Larry Benson is responsible for developing strategic partnerships and solutions for the government vertical. His expertise focuses on how government programs are defrauded by criminal groups, and the approaches necessary to prevent them from succeeding.

Mr. Benson has 30 years of experience in sales and business development. Before joining LexisNexis® Risk Solutions, he spent 12 years founding and managing two software technology startups. During the 1990s he spent 10 years as a Regional Director helping to grow a New England-based technology company from 300 employees to 7,000. He started his career with Martin Marietta Aerospace working on laser guided weapons and day/night vision systems.

A sought-after speaker and accomplished writer, Mr. Benson is the principal author of “Fraud of the Day,” a website dedicated to educating government officials about how criminals are defrauding government programs. He has co-authored WTF? Where’s the Fraud? How to Unmask and Stop Identity Fraud’s Drain on Our Government, and Data Personified, How Fraud is Changing the Meaning of Identity.

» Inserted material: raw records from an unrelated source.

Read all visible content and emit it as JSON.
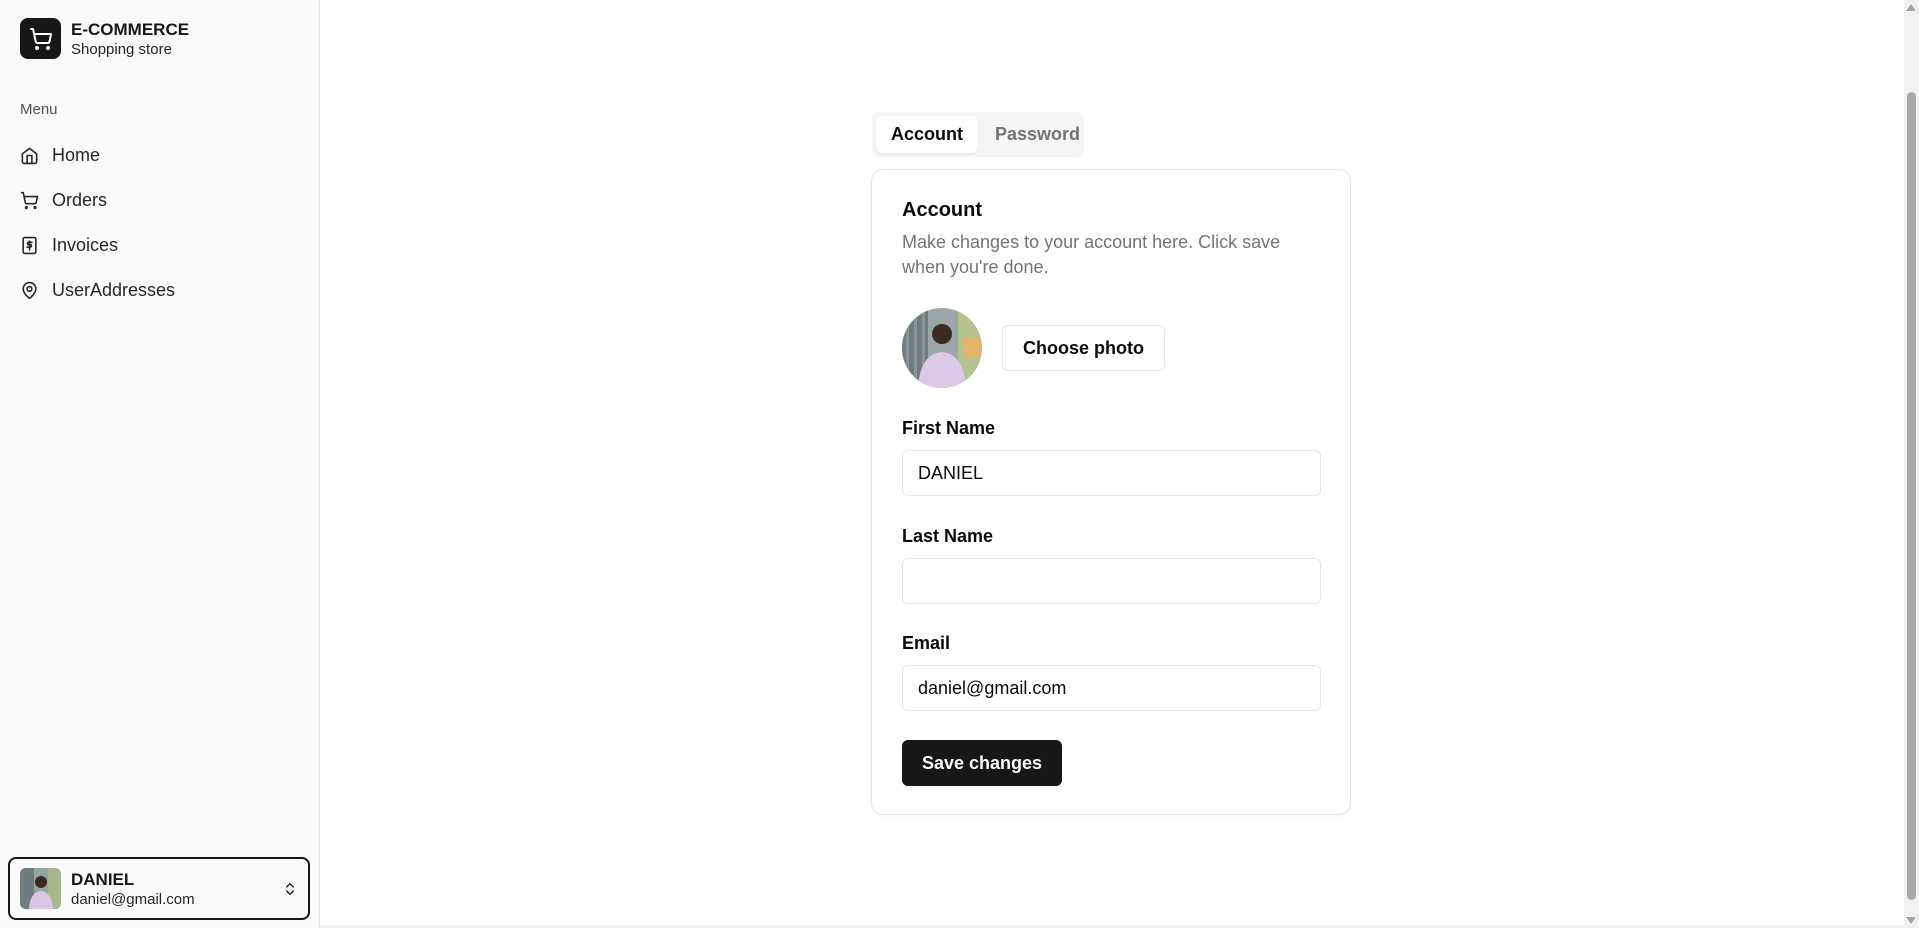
{
  "brand": {
    "title": "E-COMMERCE",
    "subtitle": "Shopping store",
    "logo_icon": "shopping-cart-icon"
  },
  "sidebar": {
    "menu_label": "Menu",
    "items": [
      {
        "label": "Home",
        "icon": "home-icon"
      },
      {
        "label": "Orders",
        "icon": "shopping-cart-icon"
      },
      {
        "label": "Invoices",
        "icon": "receipt-dollar-icon"
      },
      {
        "label": "UserAddresses",
        "icon": "map-pin-icon"
      }
    ]
  },
  "user": {
    "name": "DANIEL",
    "email": "daniel@gmail.com",
    "switch_icon": "chevrons-up-down-icon"
  },
  "tabs": [
    {
      "label": "Account",
      "active": true
    },
    {
      "label": "Password",
      "active": false
    }
  ],
  "account": {
    "title": "Account",
    "description": "Make changes to your account here. Click save when you're done.",
    "choose_photo_label": "Choose photo",
    "first_name": {
      "label": "First Name",
      "value": "DANIEL"
    },
    "last_name": {
      "label": "Last Name",
      "value": ""
    },
    "email": {
      "label": "Email",
      "value": "daniel@gmail.com"
    },
    "save_label": "Save changes"
  },
  "colors": {
    "primary": "#171717",
    "muted_text": "#737373",
    "border": "#e5e5e5",
    "sidebar_bg": "#fafafa"
  }
}
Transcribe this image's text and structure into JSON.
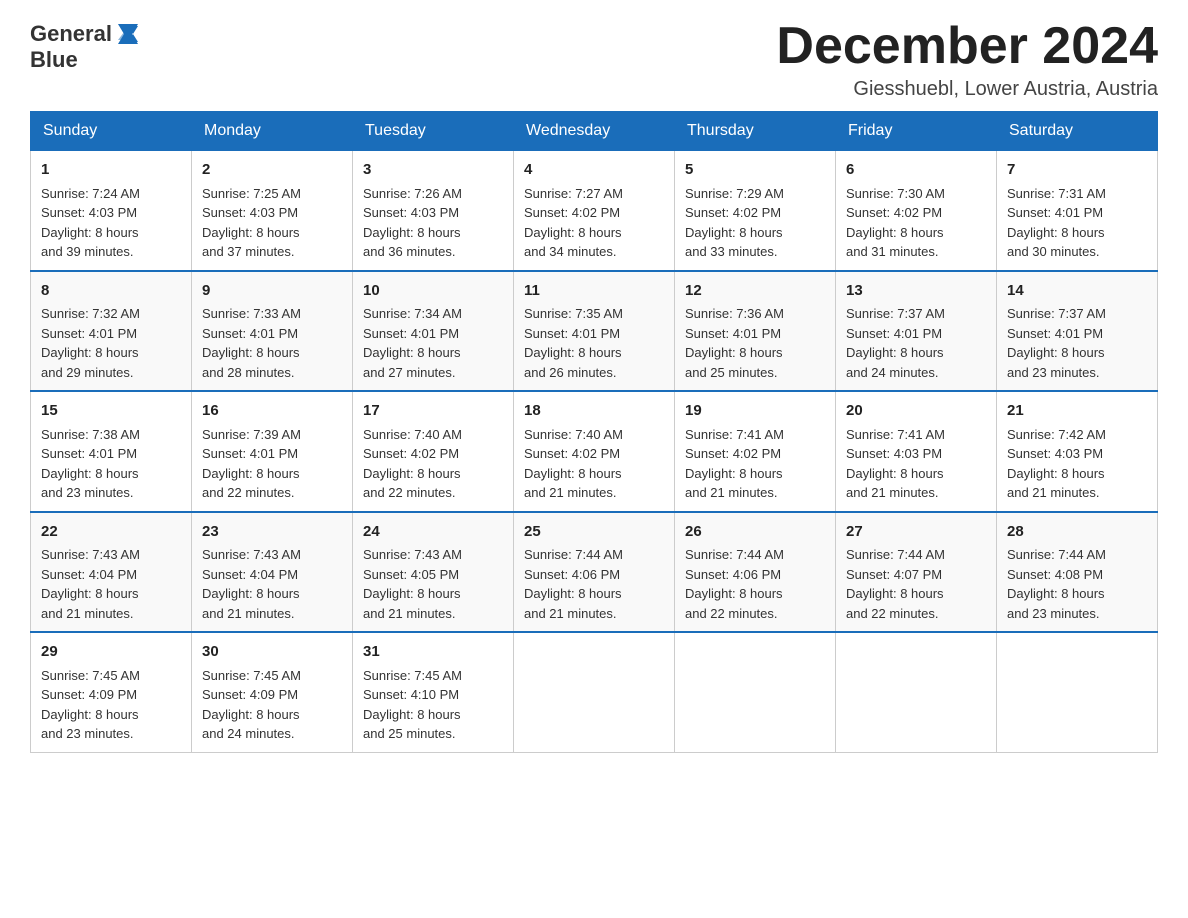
{
  "logo": {
    "text_general": "General",
    "text_blue": "Blue",
    "aria": "GeneralBlue logo"
  },
  "title": "December 2024",
  "location": "Giesshuebl, Lower Austria, Austria",
  "days_of_week": [
    "Sunday",
    "Monday",
    "Tuesday",
    "Wednesday",
    "Thursday",
    "Friday",
    "Saturday"
  ],
  "weeks": [
    [
      {
        "day": "1",
        "sunrise": "7:24 AM",
        "sunset": "4:03 PM",
        "daylight": "8 hours and 39 minutes."
      },
      {
        "day": "2",
        "sunrise": "7:25 AM",
        "sunset": "4:03 PM",
        "daylight": "8 hours and 37 minutes."
      },
      {
        "day": "3",
        "sunrise": "7:26 AM",
        "sunset": "4:03 PM",
        "daylight": "8 hours and 36 minutes."
      },
      {
        "day": "4",
        "sunrise": "7:27 AM",
        "sunset": "4:02 PM",
        "daylight": "8 hours and 34 minutes."
      },
      {
        "day": "5",
        "sunrise": "7:29 AM",
        "sunset": "4:02 PM",
        "daylight": "8 hours and 33 minutes."
      },
      {
        "day": "6",
        "sunrise": "7:30 AM",
        "sunset": "4:02 PM",
        "daylight": "8 hours and 31 minutes."
      },
      {
        "day": "7",
        "sunrise": "7:31 AM",
        "sunset": "4:01 PM",
        "daylight": "8 hours and 30 minutes."
      }
    ],
    [
      {
        "day": "8",
        "sunrise": "7:32 AM",
        "sunset": "4:01 PM",
        "daylight": "8 hours and 29 minutes."
      },
      {
        "day": "9",
        "sunrise": "7:33 AM",
        "sunset": "4:01 PM",
        "daylight": "8 hours and 28 minutes."
      },
      {
        "day": "10",
        "sunrise": "7:34 AM",
        "sunset": "4:01 PM",
        "daylight": "8 hours and 27 minutes."
      },
      {
        "day": "11",
        "sunrise": "7:35 AM",
        "sunset": "4:01 PM",
        "daylight": "8 hours and 26 minutes."
      },
      {
        "day": "12",
        "sunrise": "7:36 AM",
        "sunset": "4:01 PM",
        "daylight": "8 hours and 25 minutes."
      },
      {
        "day": "13",
        "sunrise": "7:37 AM",
        "sunset": "4:01 PM",
        "daylight": "8 hours and 24 minutes."
      },
      {
        "day": "14",
        "sunrise": "7:37 AM",
        "sunset": "4:01 PM",
        "daylight": "8 hours and 23 minutes."
      }
    ],
    [
      {
        "day": "15",
        "sunrise": "7:38 AM",
        "sunset": "4:01 PM",
        "daylight": "8 hours and 23 minutes."
      },
      {
        "day": "16",
        "sunrise": "7:39 AM",
        "sunset": "4:01 PM",
        "daylight": "8 hours and 22 minutes."
      },
      {
        "day": "17",
        "sunrise": "7:40 AM",
        "sunset": "4:02 PM",
        "daylight": "8 hours and 22 minutes."
      },
      {
        "day": "18",
        "sunrise": "7:40 AM",
        "sunset": "4:02 PM",
        "daylight": "8 hours and 21 minutes."
      },
      {
        "day": "19",
        "sunrise": "7:41 AM",
        "sunset": "4:02 PM",
        "daylight": "8 hours and 21 minutes."
      },
      {
        "day": "20",
        "sunrise": "7:41 AM",
        "sunset": "4:03 PM",
        "daylight": "8 hours and 21 minutes."
      },
      {
        "day": "21",
        "sunrise": "7:42 AM",
        "sunset": "4:03 PM",
        "daylight": "8 hours and 21 minutes."
      }
    ],
    [
      {
        "day": "22",
        "sunrise": "7:43 AM",
        "sunset": "4:04 PM",
        "daylight": "8 hours and 21 minutes."
      },
      {
        "day": "23",
        "sunrise": "7:43 AM",
        "sunset": "4:04 PM",
        "daylight": "8 hours and 21 minutes."
      },
      {
        "day": "24",
        "sunrise": "7:43 AM",
        "sunset": "4:05 PM",
        "daylight": "8 hours and 21 minutes."
      },
      {
        "day": "25",
        "sunrise": "7:44 AM",
        "sunset": "4:06 PM",
        "daylight": "8 hours and 21 minutes."
      },
      {
        "day": "26",
        "sunrise": "7:44 AM",
        "sunset": "4:06 PM",
        "daylight": "8 hours and 22 minutes."
      },
      {
        "day": "27",
        "sunrise": "7:44 AM",
        "sunset": "4:07 PM",
        "daylight": "8 hours and 22 minutes."
      },
      {
        "day": "28",
        "sunrise": "7:44 AM",
        "sunset": "4:08 PM",
        "daylight": "8 hours and 23 minutes."
      }
    ],
    [
      {
        "day": "29",
        "sunrise": "7:45 AM",
        "sunset": "4:09 PM",
        "daylight": "8 hours and 23 minutes."
      },
      {
        "day": "30",
        "sunrise": "7:45 AM",
        "sunset": "4:09 PM",
        "daylight": "8 hours and 24 minutes."
      },
      {
        "day": "31",
        "sunrise": "7:45 AM",
        "sunset": "4:10 PM",
        "daylight": "8 hours and 25 minutes."
      },
      null,
      null,
      null,
      null
    ]
  ],
  "labels": {
    "sunrise": "Sunrise:",
    "sunset": "Sunset:",
    "daylight": "Daylight:"
  }
}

Benson holds a Bachelor of Science in Physics from Albright College, and earned two graduate degrees – a Master of Business Administration from Florida Institute of Technology, and a Master of Science in Engineering from Lehigh University.